• GOAL OF THE EXERCISE
Your copy should match the records exactly, apart from the pictures, which stay out.

[Dataset entries]

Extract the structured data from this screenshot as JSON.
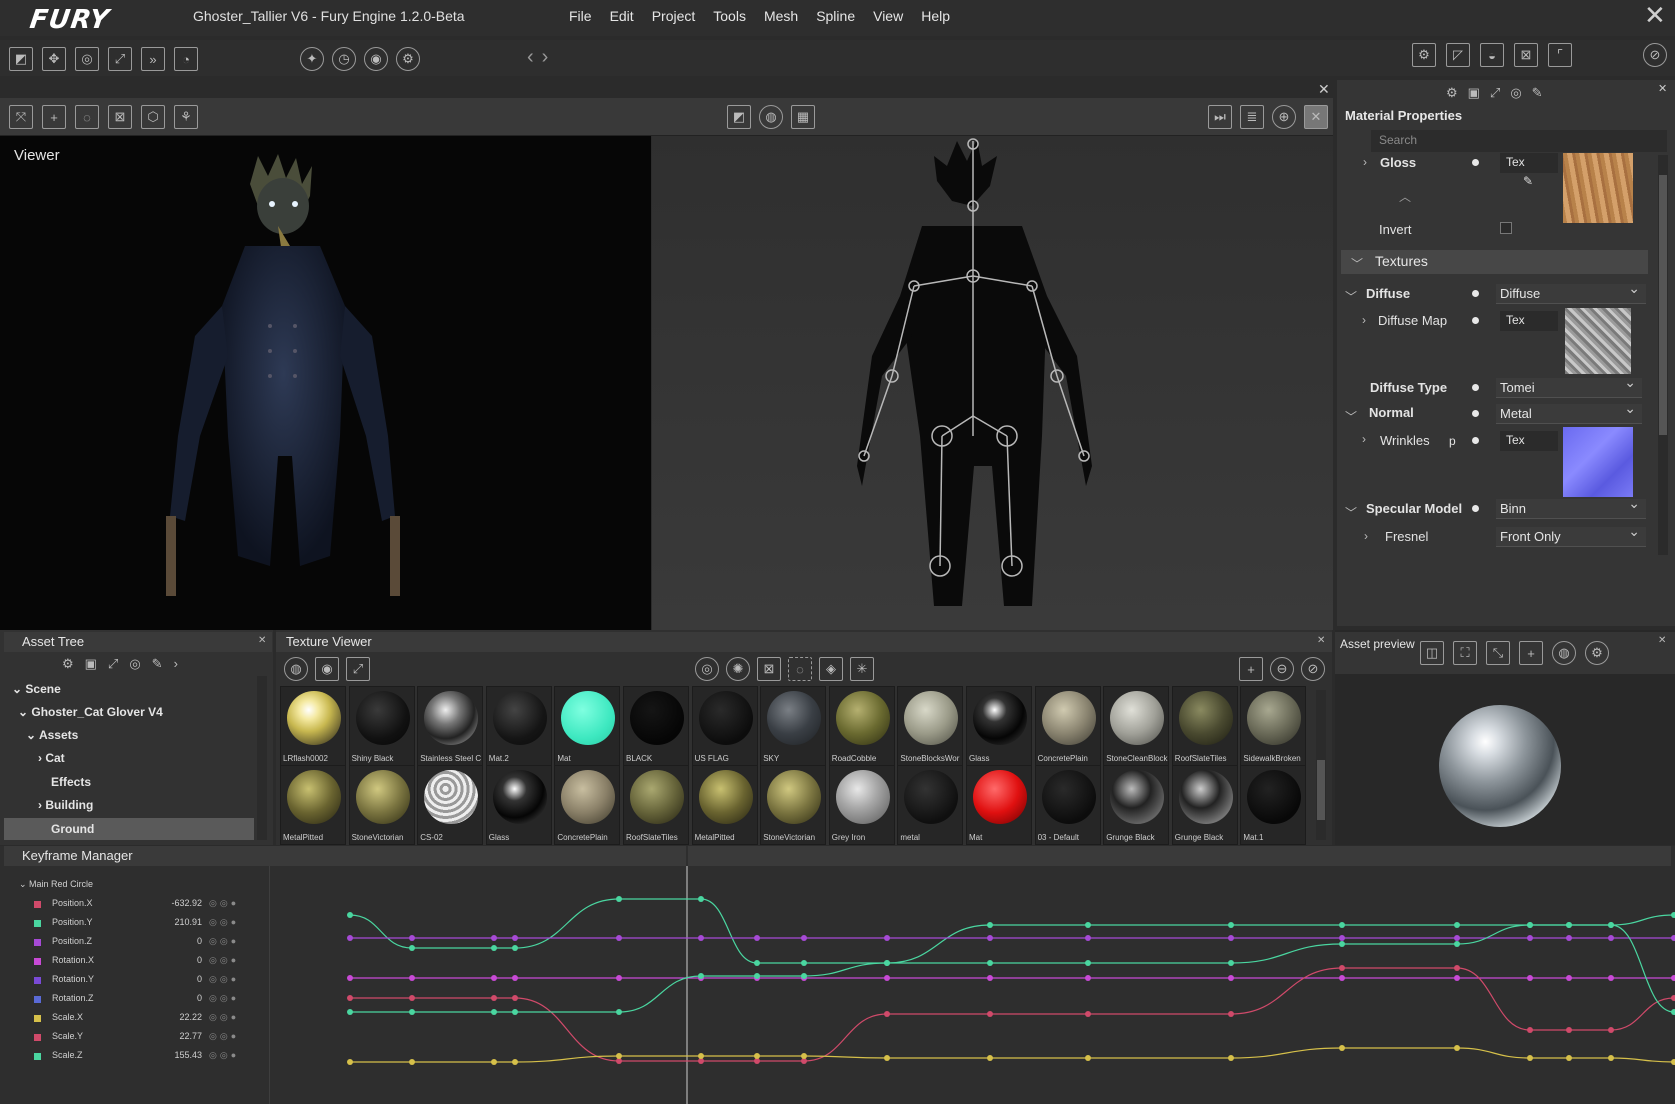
{
  "app": {
    "logo": "FURY",
    "window_title": "Ghoster_Tallier V6 - Fury Engine 1.2.0-Beta",
    "menu": [
      "File",
      "Edit",
      "Project",
      "Tools",
      "Mesh",
      "Spline",
      "View",
      "Help"
    ]
  },
  "viewer": {
    "label": "Viewer"
  },
  "material": {
    "title": "Material Properties",
    "search_placeholder": "Search",
    "gloss": {
      "label": "Gloss",
      "value": "Tex"
    },
    "invert": {
      "label": "Invert"
    },
    "textures_section": "Textures",
    "diffuse": {
      "label": "Diffuse",
      "value": "Diffuse"
    },
    "diffuse_map": {
      "label": "Diffuse Map",
      "value": "Tex"
    },
    "diffuse_type": {
      "label": "Diffuse Type",
      "value": "Tomei"
    },
    "normal": {
      "label": "Normal",
      "value": "Metal"
    },
    "wrinkles": {
      "label": "Wrinkles",
      "extra": "p",
      "value": "Tex"
    },
    "specular_model": {
      "label": "Specular Model",
      "value": "Binn"
    },
    "fresnel": {
      "label": "Fresnel",
      "value": "Front Only"
    }
  },
  "asset_tree": {
    "title": "Asset Tree",
    "items": [
      "Scene",
      "Ghoster_Cat Glover V4",
      "Assets",
      "Cat",
      "Effects",
      "Building",
      "Ground"
    ]
  },
  "texture_viewer": {
    "title": "Texture Viewer",
    "row1": [
      "LRflash0002",
      "Shiny Black",
      "Stainless Steel C",
      "Mat.2",
      "Mat",
      "BLACK",
      "US FLAG",
      "SKY",
      "RoadCobble",
      "StoneBlocksWor",
      "Glass",
      "ConcretePlain",
      "StoneCleanBlock",
      "RoofSlateTiles",
      "SidewalkBroken"
    ],
    "row2": [
      "MetalPitted",
      "StoneVictorian",
      "CS-02",
      "Glass",
      "ConcretePlain",
      "RoofSlateTiles",
      "MetalPitted",
      "StoneVictorian",
      "Grey Iron",
      "metal",
      "Mat",
      "03 - Default",
      "Grunge Black",
      "Grunge Black",
      "Mat.1"
    ]
  },
  "asset_preview": {
    "title": "Asset preview"
  },
  "keyframe": {
    "title": "Keyframe Manager",
    "group": "Main Red Circle",
    "channels": [
      {
        "name": "Position.X",
        "value": "-632.92",
        "color": "#d04a6a"
      },
      {
        "name": "Position.Y",
        "value": "210.91",
        "color": "#4ad6a0"
      },
      {
        "name": "Position.Z",
        "value": "0",
        "color": "#a64ad6"
      },
      {
        "name": "Rotation.X",
        "value": "0",
        "color": "#c84ad6"
      },
      {
        "name": "Rotation.Y",
        "value": "0",
        "color": "#7a4ad6"
      },
      {
        "name": "Rotation.Z",
        "value": "0",
        "color": "#5a6ad6"
      },
      {
        "name": "Scale.X",
        "value": "22.22",
        "color": "#d6c04a"
      },
      {
        "name": "Scale.Y",
        "value": "22.77",
        "color": "#d04a6a"
      },
      {
        "name": "Scale.Z",
        "value": "155.43",
        "color": "#4ad6a0"
      }
    ]
  }
}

• RESULT
Extract the structured data from this screenshot as JSON.
{
  "app": {
    "logo": "FURY",
    "window_title": "Ghoster_Tallier V6 - Fury Engine 1.2.0-Beta",
    "menu": [
      "File",
      "Edit",
      "Project",
      "Tools",
      "Mesh",
      "Spline",
      "View",
      "Help"
    ]
  },
  "viewer": {
    "label": "Viewer"
  },
  "material": {
    "title": "Material Properties",
    "search_placeholder": "Search",
    "gloss": {
      "label": "Gloss",
      "value": "Tex"
    },
    "invert": {
      "label": "Invert"
    },
    "textures_section": "Textures",
    "diffuse": {
      "label": "Diffuse",
      "value": "Diffuse"
    },
    "diffuse_map": {
      "label": "Diffuse Map",
      "value": "Tex"
    },
    "diffuse_type": {
      "label": "Diffuse Type",
      "value": "Tomei"
    },
    "normal": {
      "label": "Normal",
      "value": "Metal"
    },
    "wrinkles": {
      "label": "Wrinkles",
      "extra": "p",
      "value": "Tex"
    },
    "specular_model": {
      "label": "Specular Model",
      "value": "Binn"
    },
    "fresnel": {
      "label": "Fresnel",
      "value": "Front Only"
    }
  },
  "asset_tree": {
    "title": "Asset Tree",
    "items": [
      "Scene",
      "Ghoster_Cat Glover V4",
      "Assets",
      "Cat",
      "Effects",
      "Building",
      "Ground"
    ]
  },
  "texture_viewer": {
    "title": "Texture Viewer",
    "row1": [
      "LRflash0002",
      "Shiny Black",
      "Stainless Steel C",
      "Mat.2",
      "Mat",
      "BLACK",
      "US FLAG",
      "SKY",
      "RoadCobble",
      "StoneBlocksWor",
      "Glass",
      "ConcretePlain",
      "StoneCleanBlock",
      "RoofSlateTiles",
      "SidewalkBroken"
    ],
    "row2": [
      "MetalPitted",
      "StoneVictorian",
      "CS-02",
      "Glass",
      "ConcretePlain",
      "RoofSlateTiles",
      "MetalPitted",
      "StoneVictorian",
      "Grey Iron",
      "metal",
      "Mat",
      "03 - Default",
      "Grunge Black",
      "Grunge Black",
      "Mat.1"
    ]
  },
  "asset_preview": {
    "title": "Asset preview"
  },
  "keyframe": {
    "title": "Keyframe Manager",
    "group": "Main Red Circle",
    "channels": [
      {
        "name": "Position.X",
        "value": "-632.92",
        "color": "#d04a6a"
      },
      {
        "name": "Position.Y",
        "value": "210.91",
        "color": "#4ad6a0"
      },
      {
        "name": "Position.Z",
        "value": "0",
        "color": "#a64ad6"
      },
      {
        "name": "Rotation.X",
        "value": "0",
        "color": "#c84ad6"
      },
      {
        "name": "Rotation.Y",
        "value": "0",
        "color": "#7a4ad6"
      },
      {
        "name": "Rotation.Z",
        "value": "0",
        "color": "#5a6ad6"
      },
      {
        "name": "Scale.X",
        "value": "22.22",
        "color": "#d6c04a"
      },
      {
        "name": "Scale.Y",
        "value": "22.77",
        "color": "#d04a6a"
      },
      {
        "name": "Scale.Z",
        "value": "155.43",
        "color": "#4ad6a0"
      }
    ]
  }
}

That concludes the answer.